I had a great time. I almost broke a sweat. I needed a faster
outfield. I didn’t clock [his fastball] because the radar screen
wouldn’t have accepted it. I threw as hard as ever. The ball, I think,
was going about eight or nine miles per hour.
Feller, who was working on four decades of rest for the first time in
his career, induced a pop up from Paul Molitor that dropped in for a
single (hence the “faster outfield” comment), retired Bobby Grich, and
gave up a hit to Steve Finley.
Not bad considering that Grich and Molitor are 30 and 38 years
younger than Feller, and Finley played in the majors two seasons ago.
We’re still in the third inning of NLCS Game 5 but the Dodgers are walloping the Cubs thus far, leading 7-0. Outfielder Enrique Hernandez has driven in five of those runs on a solo home run in the second inning and a grand slam in the third.
The other runs came on Cody Bellinger‘s RBI double in the first and Justin Turner‘s RBI single in the second.
The Dodgers loaded the bases on three consecutive singles to start the third inning, chasing starter Jose Quintana from the game. Hector Rondon entered in relief and struck out Logan Forsythe, revealing some light at the end of the tunnel. But his first-pitch slider to Hernandez caught too much of the plate and Hernandez drove it out to right-center field for a grand slam.
Hernandez has had two two-homer games in the regular season, on July 17 this year and April 15 last year. He has never had a five-RBI game. Hernandez’s home run in the second marked his first career postseason home run and RBI as well.

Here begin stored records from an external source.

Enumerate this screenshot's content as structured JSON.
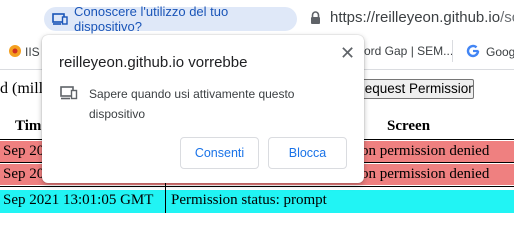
{
  "browser": {
    "permission_chip": "Conoscere l'utilizzo del tuo dispositivo?",
    "url_host": "https://reilleyeon.github.io",
    "url_path": "/scra",
    "bookmarks": [
      "IIS",
      "ord Gap | SEM...",
      "Goog"
    ]
  },
  "page": {
    "prefix_text": "d (mill",
    "request_button": "Request Permission",
    "table": {
      "headers": [
        "Tim",
        "Screen"
      ],
      "rows": [
        {
          "time": "Sep 20",
          "status": "on permission denied",
          "color": "#ef8080"
        },
        {
          "time": "Sep 20",
          "status": "on permission denied",
          "color": "#ef8080"
        },
        {
          "time": "Sep 2021 13:01:05 GMT",
          "status": "Permission status: prompt",
          "color": "#21f4f4"
        }
      ]
    }
  },
  "popup": {
    "title": "reilleyeon.github.io vorrebbe",
    "description": "Sapere quando usi attivamente questo dispositivo",
    "allow_label": "Consenti",
    "block_label": "Blocca",
    "close_glyph": "✕"
  },
  "colors": {
    "accent": "#1a73e8",
    "chip_bg": "#dfe8f8",
    "denied_row": "#ef8080",
    "prompt_row": "#21f4f4"
  }
}
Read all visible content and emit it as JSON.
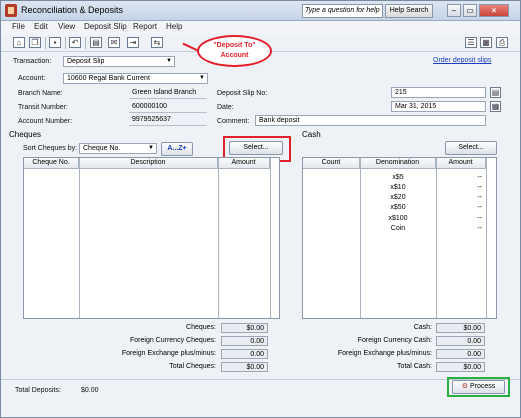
{
  "window": {
    "title": "Reconciliation & Deposits"
  },
  "help": {
    "placeholder": "Type a question for help",
    "search_label": "Help Search"
  },
  "window_controls": {
    "minimize": "–",
    "restore": "▭",
    "close": "×"
  },
  "menu": [
    "File",
    "Edit",
    "View",
    "Deposit Slip",
    "Report",
    "Help"
  ],
  "transaction": {
    "label": "Transaction:",
    "value": "Deposit Slip"
  },
  "order_link": "Order deposit slips",
  "callout": {
    "line1": "\"Deposit To\"",
    "line2": "Account"
  },
  "account": {
    "label": "Account:",
    "value": "10600 Regal Bank Current",
    "branch_label": "Branch Name:",
    "branch_value": "Green Island Branch",
    "transit_label": "Transit Number:",
    "transit_value": "600000100",
    "number_label": "Account Number:",
    "number_value": "9979525637"
  },
  "slip": {
    "number_label": "Deposit Slip No:",
    "number_value": "215",
    "date_label": "Date:",
    "date_value": "Mar 31, 2015",
    "comment_label": "Comment:",
    "comment_value": "Bank deposit"
  },
  "cheques": {
    "title": "Cheques",
    "sort_label": "Sort Cheques by:",
    "sort_value": "Cheque No.",
    "sort_button": "A...Z+",
    "select_button": "Select...",
    "columns": [
      "Cheque No.",
      "Description",
      "Amount"
    ],
    "summary": [
      {
        "label": "Cheques:",
        "value": "$0.00"
      },
      {
        "label": "Foreign Currency Cheques:",
        "value": "0.00"
      },
      {
        "label": "Foreign Exchange plus/minus:",
        "value": "0.00"
      },
      {
        "label": "Total Cheques:",
        "value": "$0.00"
      }
    ]
  },
  "cash": {
    "title": "Cash",
    "select_button": "Select...",
    "columns": [
      "Count",
      "Denomination",
      "Amount"
    ],
    "rows": [
      {
        "denom": "x$5",
        "amount": "--"
      },
      {
        "denom": "x$10",
        "amount": "--"
      },
      {
        "denom": "x$20",
        "amount": "--"
      },
      {
        "denom": "x$50",
        "amount": "--"
      },
      {
        "denom": "x$100",
        "amount": "--"
      },
      {
        "denom": "Coin",
        "amount": "--"
      }
    ],
    "summary": [
      {
        "label": "Cash:",
        "value": "$0.00"
      },
      {
        "label": "Foreign Currency Cash:",
        "value": "0.00"
      },
      {
        "label": "Foreign Exchange plus/minus:",
        "value": "0.00"
      },
      {
        "label": "Total Cash:",
        "value": "$0.00"
      }
    ]
  },
  "footer": {
    "total_label": "Total Deposits:",
    "total_value": "$0.00",
    "process_button": "Process"
  },
  "colors": {
    "highlight_red": "#e0202a",
    "highlight_green": "#28b040",
    "link_blue": "#1a3dc0"
  }
}
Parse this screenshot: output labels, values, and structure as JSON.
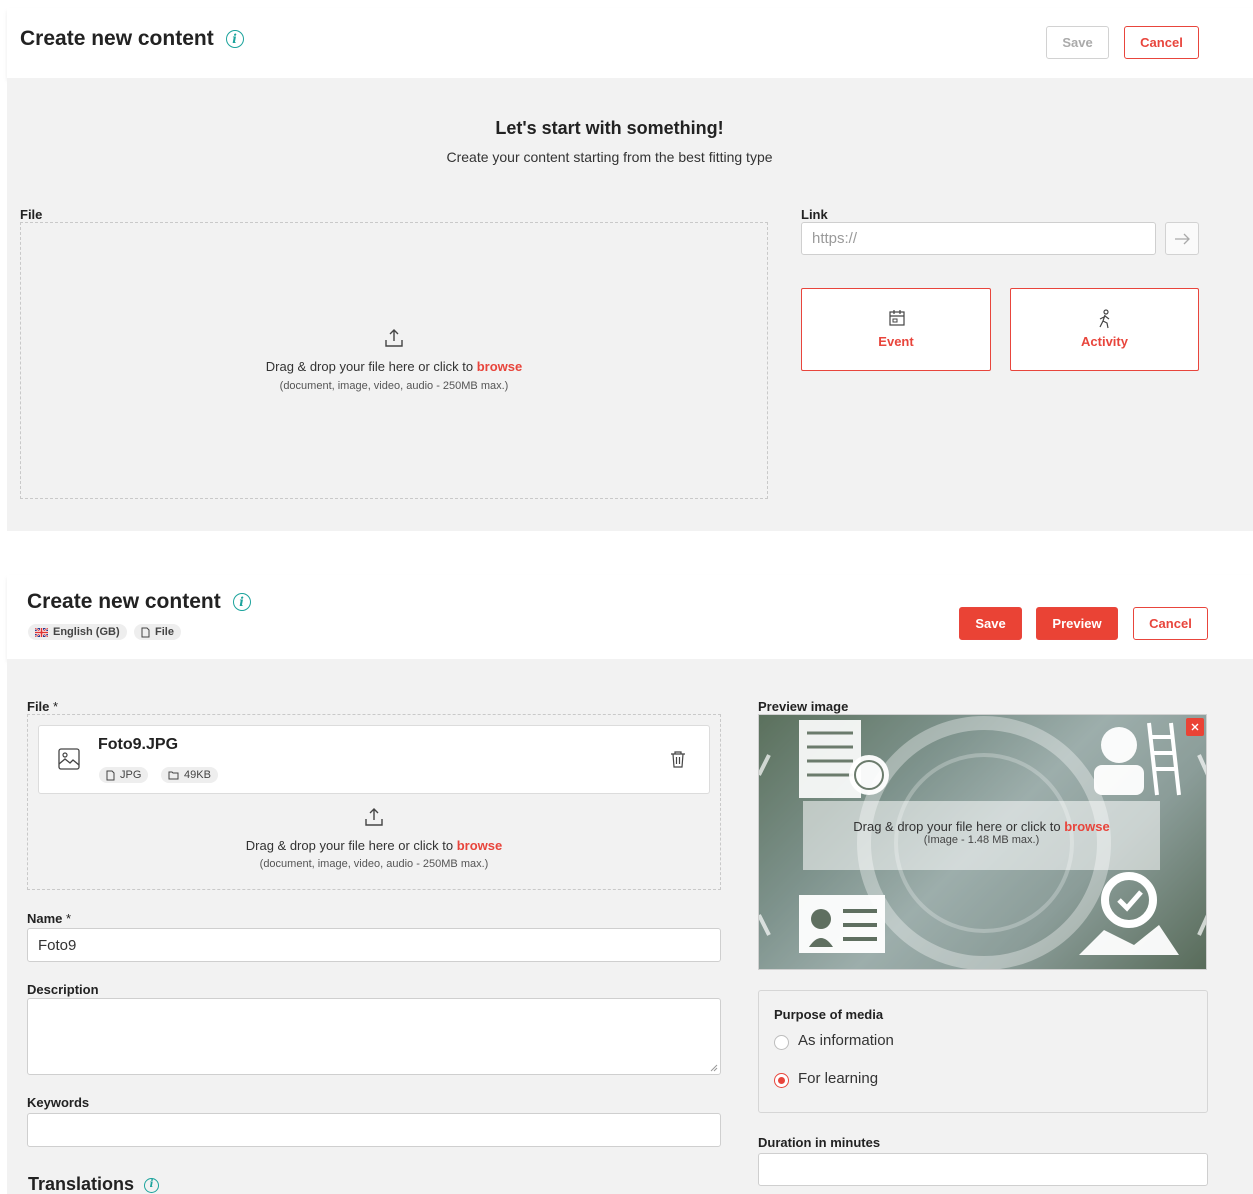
{
  "top": {
    "title": "Create new content",
    "save_label": "Save",
    "cancel_label": "Cancel",
    "heading": "Let's start with something!",
    "subheading": "Create your content starting from the best fitting type",
    "file_label": "File",
    "dropzone": {
      "text": "Drag & drop your file here or click to ",
      "browse": "browse",
      "hint": "(document, image, video, audio - 250MB max.)"
    },
    "link_label": "Link",
    "link_placeholder": "https://",
    "tiles": [
      {
        "label": "Event",
        "icon": "calendar-icon"
      },
      {
        "label": "Activity",
        "icon": "walking-person-icon"
      }
    ]
  },
  "bottom": {
    "title": "Create new content",
    "chips": [
      {
        "label": "English (GB)",
        "icon": "uk-flag-icon"
      },
      {
        "label": "File",
        "icon": "file-icon"
      }
    ],
    "save_label": "Save",
    "preview_label": "Preview",
    "cancel_label": "Cancel",
    "file_label": "File",
    "required_mark": "*",
    "file": {
      "name": "Foto9.JPG",
      "type": "JPG",
      "size": "49KB"
    },
    "dropzone": {
      "text": "Drag & drop your file here or click to ",
      "browse": "browse",
      "hint": "(document, image, video, audio - 250MB max.)"
    },
    "name_label": "Name",
    "name_value": "Foto9",
    "description_label": "Description",
    "keywords_label": "Keywords",
    "translations_label": "Translations",
    "preview_image_label": "Preview image",
    "preview_dropzone": {
      "text": "Drag & drop your file here or click to ",
      "browse": "browse",
      "hint": "(Image - 1.48 MB max.)"
    },
    "purpose_label": "Purpose of media",
    "purpose_options": [
      {
        "label": "As information",
        "checked": false
      },
      {
        "label": "For learning",
        "checked": true
      }
    ],
    "duration_label": "Duration in minutes"
  },
  "colors": {
    "accent": "#ea4335",
    "info": "#1ba39c",
    "panel_bg": "#f2f2f2"
  }
}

FanGraphs has the Dodgers’ win probability for this game at 96 percent. Clayton Kershaw is on the hill. It’s looking like they’re going to clinch the National League pennant tonight, but there’s still six innings left. We’ve seen big leads evaporate this postseason.